● ACTIVITY: Count every line below that holds the word "Block", and give the number with no other words.

----- RECORDS SHOWN -----

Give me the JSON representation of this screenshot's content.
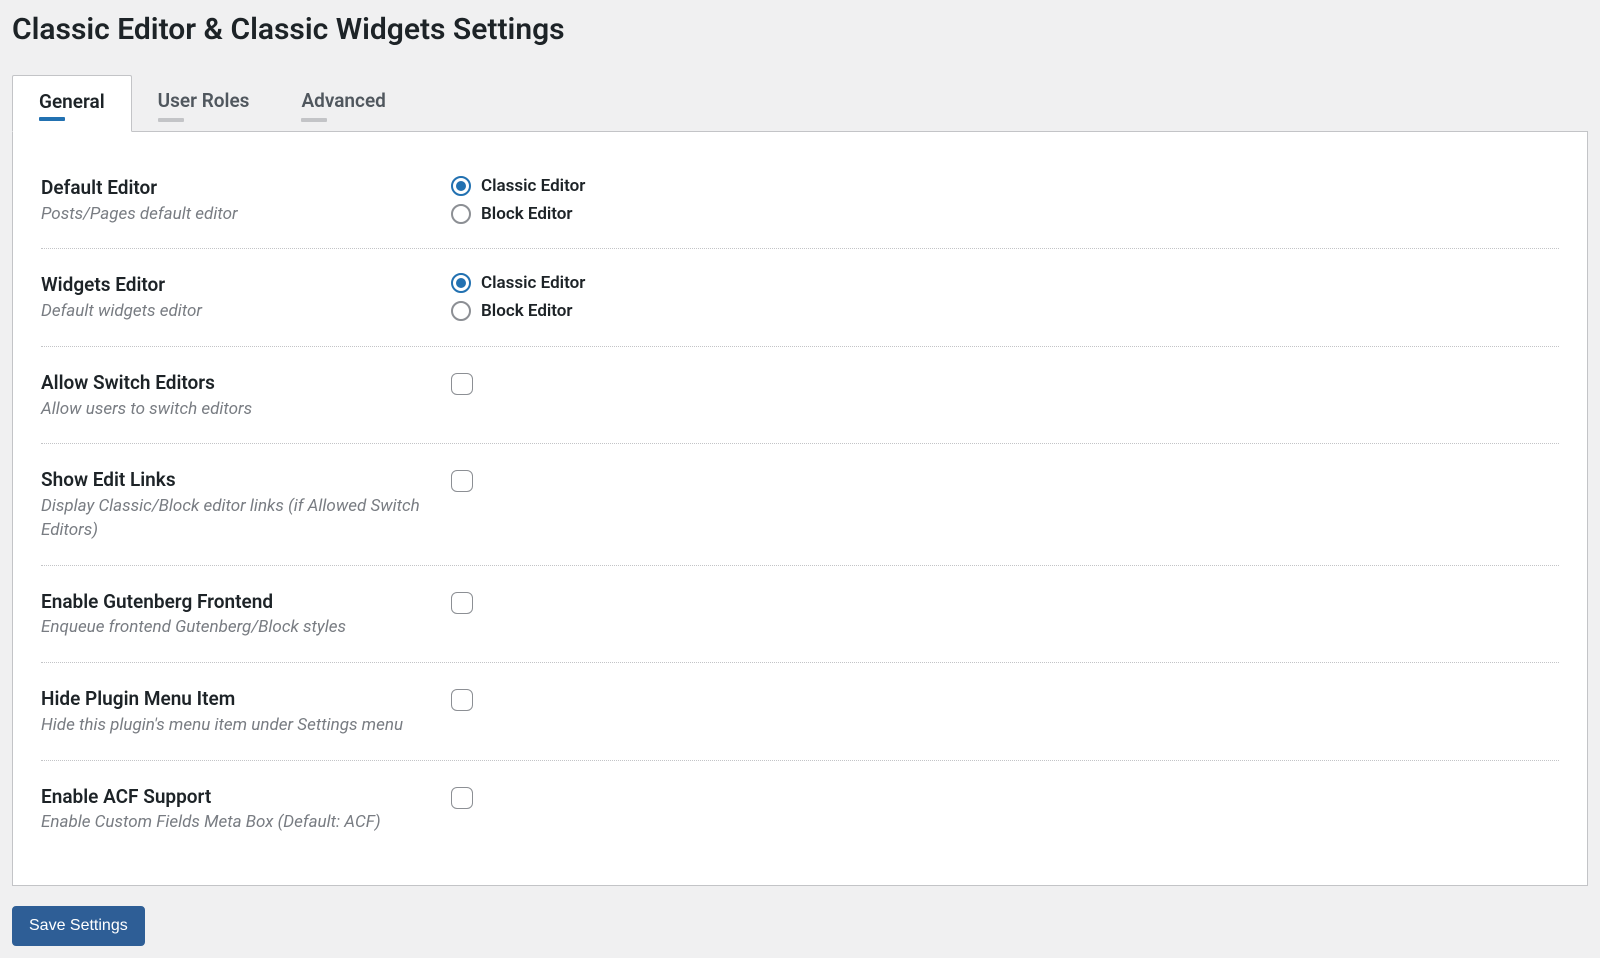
{
  "page_title": "Classic Editor & Classic Widgets Settings",
  "tabs": [
    {
      "label": "General",
      "active": true
    },
    {
      "label": "User Roles",
      "active": false
    },
    {
      "label": "Advanced",
      "active": false
    }
  ],
  "settings": {
    "default_editor": {
      "title": "Default Editor",
      "desc": "Posts/Pages default editor",
      "options": {
        "classic": "Classic Editor",
        "block": "Block Editor"
      },
      "selected": "classic"
    },
    "widgets_editor": {
      "title": "Widgets Editor",
      "desc": "Default widgets editor",
      "options": {
        "classic": "Classic Editor",
        "block": "Block Editor"
      },
      "selected": "classic"
    },
    "allow_switch": {
      "title": "Allow Switch Editors",
      "desc": "Allow users to switch editors",
      "checked": false
    },
    "show_edit_links": {
      "title": "Show Edit Links",
      "desc": "Display Classic/Block editor links (if Allowed Switch Editors)",
      "checked": false
    },
    "gutenberg_frontend": {
      "title": "Enable Gutenberg Frontend",
      "desc": "Enqueue frontend Gutenberg/Block styles",
      "checked": false
    },
    "hide_plugin_menu": {
      "title": "Hide Plugin Menu Item",
      "desc": "Hide this plugin's menu item under Settings menu",
      "checked": false
    },
    "acf_support": {
      "title": "Enable ACF Support",
      "desc": "Enable Custom Fields Meta Box (Default: ACF)",
      "checked": false
    }
  },
  "actions": {
    "save_label": "Save Settings"
  }
}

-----

● RESPONSE: 4